a charging control part that performs the charging operation for the battery using the battery charger when it is determined that a voltage of the battery of the automated guided vehicle arriving at the charging station is lower than the charging needlessness threshold voltage set by the charging needlessness threshold voltage setting part,
wherein the charging needlessness threshold voltage setting part is configured to lower the charging needlessness threshold voltage during a particularly set time period.
 
2. The battery charging management system for the automated guided vehicle according to Claim 1, wherein the charge/discharge monitoring part is mounted on the automated guided vehicle, and
the charging needlessness threshold voltage setting part is configured to inquire a charge/discharge amount of the battery to the charge/discharge monitoring part of the automated guided vehicle arriving at the charging station using a communication part to obtain the charge/discharge amount of the battery.
 
3. The battery charging management system for the automated guided vehicle according to Claim 1 or Claim 2, wherein the charge/discharge monitoring part is configured to monitor voltages of plural cells of the battery and stop the automated guided vehicle by displaying an abnormal condition of the battery of the automated guided vehicle when any one of the voltages of the cells is lower than a predetermined voltage value, and
the predetermined voltage value for determining the abnormal condition of the battery is lowered when the automated guided vehicle travels in an area of an assembly station of a production line, compared to a case where the vehicle travels in other areas.
 
4. A battery charging management method for an automated guided vehicle that travels in an unpiloted manner by using a battery as a driving power source and performs a charging operation for the battery using a battery charger provided in a charging station, comprising:

monitoring a charge/discharge amount of the battery;

setting a charging needlessness threshold voltage for the battery;

charging the battery using the battery charger when it is determined that a voltage of the battery of the automated guided vehicle arriving at the charging station is lower than the charging needlessness threshold voltage; and

lowering the charging needlessness threshold voltage during a particularly set time period.


 




Drawing

























Search report







Cited references

REFERENCES CITED IN THE DESCRIPTION
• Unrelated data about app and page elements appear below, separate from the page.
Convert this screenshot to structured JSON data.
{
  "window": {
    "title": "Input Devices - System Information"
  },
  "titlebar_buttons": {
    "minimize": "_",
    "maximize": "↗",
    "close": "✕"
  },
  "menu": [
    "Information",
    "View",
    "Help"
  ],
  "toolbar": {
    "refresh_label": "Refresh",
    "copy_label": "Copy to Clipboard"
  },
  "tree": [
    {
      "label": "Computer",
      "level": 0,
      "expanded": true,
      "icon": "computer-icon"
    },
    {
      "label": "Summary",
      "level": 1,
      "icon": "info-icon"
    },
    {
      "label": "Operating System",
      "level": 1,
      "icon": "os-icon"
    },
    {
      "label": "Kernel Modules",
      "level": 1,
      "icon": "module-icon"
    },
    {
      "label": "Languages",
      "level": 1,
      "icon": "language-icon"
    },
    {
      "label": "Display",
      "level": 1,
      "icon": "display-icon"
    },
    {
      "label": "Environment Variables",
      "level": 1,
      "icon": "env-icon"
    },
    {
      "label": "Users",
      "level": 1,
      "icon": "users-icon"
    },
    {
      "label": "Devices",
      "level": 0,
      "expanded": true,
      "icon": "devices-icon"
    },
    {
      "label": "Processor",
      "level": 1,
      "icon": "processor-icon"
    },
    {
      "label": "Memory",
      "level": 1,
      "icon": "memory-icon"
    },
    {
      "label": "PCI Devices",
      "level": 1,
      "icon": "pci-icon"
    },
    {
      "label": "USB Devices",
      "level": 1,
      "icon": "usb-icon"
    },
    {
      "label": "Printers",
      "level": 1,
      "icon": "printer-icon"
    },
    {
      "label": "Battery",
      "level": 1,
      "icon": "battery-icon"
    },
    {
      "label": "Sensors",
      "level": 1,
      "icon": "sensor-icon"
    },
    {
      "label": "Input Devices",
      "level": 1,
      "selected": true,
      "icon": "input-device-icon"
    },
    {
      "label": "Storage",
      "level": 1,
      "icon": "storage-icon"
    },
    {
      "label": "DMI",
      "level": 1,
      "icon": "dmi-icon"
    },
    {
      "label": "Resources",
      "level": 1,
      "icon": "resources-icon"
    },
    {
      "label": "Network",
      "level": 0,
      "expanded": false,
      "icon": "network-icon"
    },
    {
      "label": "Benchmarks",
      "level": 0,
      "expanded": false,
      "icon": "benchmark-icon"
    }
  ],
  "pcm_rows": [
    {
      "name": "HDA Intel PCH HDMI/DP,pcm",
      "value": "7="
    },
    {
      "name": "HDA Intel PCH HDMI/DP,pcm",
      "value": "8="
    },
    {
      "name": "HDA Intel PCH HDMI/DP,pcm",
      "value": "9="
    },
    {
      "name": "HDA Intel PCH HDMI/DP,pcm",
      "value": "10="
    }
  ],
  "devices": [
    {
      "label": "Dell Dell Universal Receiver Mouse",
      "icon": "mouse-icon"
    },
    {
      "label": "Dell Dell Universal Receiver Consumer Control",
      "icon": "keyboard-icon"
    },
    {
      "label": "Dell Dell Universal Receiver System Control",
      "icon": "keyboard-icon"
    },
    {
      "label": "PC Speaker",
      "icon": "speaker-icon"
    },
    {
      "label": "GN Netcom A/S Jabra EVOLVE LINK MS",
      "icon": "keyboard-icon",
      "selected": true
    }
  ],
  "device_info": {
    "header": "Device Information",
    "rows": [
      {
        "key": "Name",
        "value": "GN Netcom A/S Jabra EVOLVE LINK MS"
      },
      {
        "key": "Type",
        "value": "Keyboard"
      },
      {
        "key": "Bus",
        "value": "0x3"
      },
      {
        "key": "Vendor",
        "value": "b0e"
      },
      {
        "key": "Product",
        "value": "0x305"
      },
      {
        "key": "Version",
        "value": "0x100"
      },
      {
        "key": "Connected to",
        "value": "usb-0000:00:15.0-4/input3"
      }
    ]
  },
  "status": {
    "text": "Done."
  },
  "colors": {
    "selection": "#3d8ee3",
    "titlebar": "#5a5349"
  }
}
This list of references cited by the applicant is for the reader's convenience only. It does not form part of the European patent document. Even though great care has been taken in compiling the references, errors or omissions cannot be excluded and the EPO disclaims all liability in this regard.

Patent documents cited in the description